→ **Material for this exercise**
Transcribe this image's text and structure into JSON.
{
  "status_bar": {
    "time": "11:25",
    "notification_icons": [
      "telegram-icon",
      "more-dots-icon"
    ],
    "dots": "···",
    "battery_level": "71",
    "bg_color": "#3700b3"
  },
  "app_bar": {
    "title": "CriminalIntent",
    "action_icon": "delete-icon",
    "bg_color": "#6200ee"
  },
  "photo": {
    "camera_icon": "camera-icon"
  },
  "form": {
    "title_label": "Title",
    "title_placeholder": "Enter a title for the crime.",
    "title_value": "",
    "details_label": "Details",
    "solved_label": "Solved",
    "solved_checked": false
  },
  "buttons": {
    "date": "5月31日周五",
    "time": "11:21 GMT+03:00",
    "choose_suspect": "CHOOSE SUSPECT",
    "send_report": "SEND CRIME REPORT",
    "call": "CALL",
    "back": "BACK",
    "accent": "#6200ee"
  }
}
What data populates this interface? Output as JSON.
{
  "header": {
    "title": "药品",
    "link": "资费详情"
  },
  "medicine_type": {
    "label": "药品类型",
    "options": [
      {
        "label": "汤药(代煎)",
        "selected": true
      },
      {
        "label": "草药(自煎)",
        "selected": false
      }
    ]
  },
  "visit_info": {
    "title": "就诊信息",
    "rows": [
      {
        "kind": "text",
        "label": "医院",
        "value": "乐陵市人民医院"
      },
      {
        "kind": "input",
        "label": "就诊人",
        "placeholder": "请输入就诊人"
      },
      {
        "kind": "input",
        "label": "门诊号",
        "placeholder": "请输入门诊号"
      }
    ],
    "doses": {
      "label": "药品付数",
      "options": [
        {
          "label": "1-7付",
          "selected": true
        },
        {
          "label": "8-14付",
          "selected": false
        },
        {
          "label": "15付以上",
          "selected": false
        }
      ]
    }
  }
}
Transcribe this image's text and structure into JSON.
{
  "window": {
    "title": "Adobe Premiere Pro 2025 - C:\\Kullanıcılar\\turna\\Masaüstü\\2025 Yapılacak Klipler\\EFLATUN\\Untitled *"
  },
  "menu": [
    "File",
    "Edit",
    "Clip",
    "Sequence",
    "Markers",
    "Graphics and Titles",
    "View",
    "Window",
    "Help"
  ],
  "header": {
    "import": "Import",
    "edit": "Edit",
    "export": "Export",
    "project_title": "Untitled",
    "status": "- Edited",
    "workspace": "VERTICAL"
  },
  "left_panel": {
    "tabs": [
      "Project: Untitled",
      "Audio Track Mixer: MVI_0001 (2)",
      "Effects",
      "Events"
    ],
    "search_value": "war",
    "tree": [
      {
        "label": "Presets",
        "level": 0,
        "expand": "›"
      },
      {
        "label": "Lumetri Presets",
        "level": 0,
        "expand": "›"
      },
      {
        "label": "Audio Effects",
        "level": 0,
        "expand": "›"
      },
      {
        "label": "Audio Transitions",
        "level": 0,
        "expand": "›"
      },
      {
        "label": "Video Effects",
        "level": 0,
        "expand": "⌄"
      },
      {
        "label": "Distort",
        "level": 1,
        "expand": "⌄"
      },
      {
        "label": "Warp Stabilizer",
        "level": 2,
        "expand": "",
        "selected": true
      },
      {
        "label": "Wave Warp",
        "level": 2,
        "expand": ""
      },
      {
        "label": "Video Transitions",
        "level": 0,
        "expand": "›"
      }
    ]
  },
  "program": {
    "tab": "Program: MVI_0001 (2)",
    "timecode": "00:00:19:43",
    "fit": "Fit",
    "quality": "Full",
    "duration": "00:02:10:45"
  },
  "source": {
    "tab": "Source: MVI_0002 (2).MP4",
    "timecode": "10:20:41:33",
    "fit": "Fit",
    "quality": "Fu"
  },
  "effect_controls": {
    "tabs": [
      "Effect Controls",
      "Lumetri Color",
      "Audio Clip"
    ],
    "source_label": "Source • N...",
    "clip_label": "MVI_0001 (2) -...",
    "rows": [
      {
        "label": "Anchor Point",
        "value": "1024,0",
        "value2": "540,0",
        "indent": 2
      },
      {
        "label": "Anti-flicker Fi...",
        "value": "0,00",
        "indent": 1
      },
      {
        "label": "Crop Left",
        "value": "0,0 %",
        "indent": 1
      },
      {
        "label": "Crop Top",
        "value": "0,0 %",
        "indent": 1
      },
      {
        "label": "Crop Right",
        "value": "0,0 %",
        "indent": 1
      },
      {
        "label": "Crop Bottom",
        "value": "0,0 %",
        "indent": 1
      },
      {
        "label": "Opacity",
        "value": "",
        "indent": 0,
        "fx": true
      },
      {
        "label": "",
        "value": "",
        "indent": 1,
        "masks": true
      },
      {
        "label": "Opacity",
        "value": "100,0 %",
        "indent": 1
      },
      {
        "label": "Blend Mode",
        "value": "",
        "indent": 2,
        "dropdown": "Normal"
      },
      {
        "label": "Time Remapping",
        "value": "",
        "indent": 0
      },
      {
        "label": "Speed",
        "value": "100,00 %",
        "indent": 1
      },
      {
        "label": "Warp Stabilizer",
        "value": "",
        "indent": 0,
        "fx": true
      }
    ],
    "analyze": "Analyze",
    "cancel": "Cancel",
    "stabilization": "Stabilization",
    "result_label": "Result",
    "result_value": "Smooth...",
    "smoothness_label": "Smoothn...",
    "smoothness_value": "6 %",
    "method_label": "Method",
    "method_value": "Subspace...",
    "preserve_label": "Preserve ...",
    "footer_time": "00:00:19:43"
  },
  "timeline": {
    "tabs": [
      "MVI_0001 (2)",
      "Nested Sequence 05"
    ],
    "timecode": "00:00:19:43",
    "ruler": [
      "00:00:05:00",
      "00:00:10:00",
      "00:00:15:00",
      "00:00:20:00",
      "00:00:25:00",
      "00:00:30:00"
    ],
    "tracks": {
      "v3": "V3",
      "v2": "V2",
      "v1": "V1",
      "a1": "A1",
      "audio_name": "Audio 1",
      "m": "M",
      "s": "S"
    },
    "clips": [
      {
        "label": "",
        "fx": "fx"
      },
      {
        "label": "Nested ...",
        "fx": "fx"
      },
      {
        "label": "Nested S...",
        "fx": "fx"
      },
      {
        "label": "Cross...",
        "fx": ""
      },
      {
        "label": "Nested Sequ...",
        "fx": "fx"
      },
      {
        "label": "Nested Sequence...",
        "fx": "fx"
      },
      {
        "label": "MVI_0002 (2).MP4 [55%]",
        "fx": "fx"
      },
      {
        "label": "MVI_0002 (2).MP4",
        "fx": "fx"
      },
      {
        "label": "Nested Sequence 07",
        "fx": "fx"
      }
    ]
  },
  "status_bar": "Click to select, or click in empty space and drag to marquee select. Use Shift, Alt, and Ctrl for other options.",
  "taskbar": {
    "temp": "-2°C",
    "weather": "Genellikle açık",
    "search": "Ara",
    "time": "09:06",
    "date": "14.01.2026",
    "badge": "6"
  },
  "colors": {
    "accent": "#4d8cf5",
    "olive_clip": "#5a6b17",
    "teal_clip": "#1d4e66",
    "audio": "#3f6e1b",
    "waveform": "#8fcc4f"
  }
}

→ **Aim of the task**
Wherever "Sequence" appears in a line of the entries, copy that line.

→ **Result below**
    "Sequence",
      "Nested Sequence 05"
        "label": "Nested Sequence...",
        "label": "Nested Sequence 07",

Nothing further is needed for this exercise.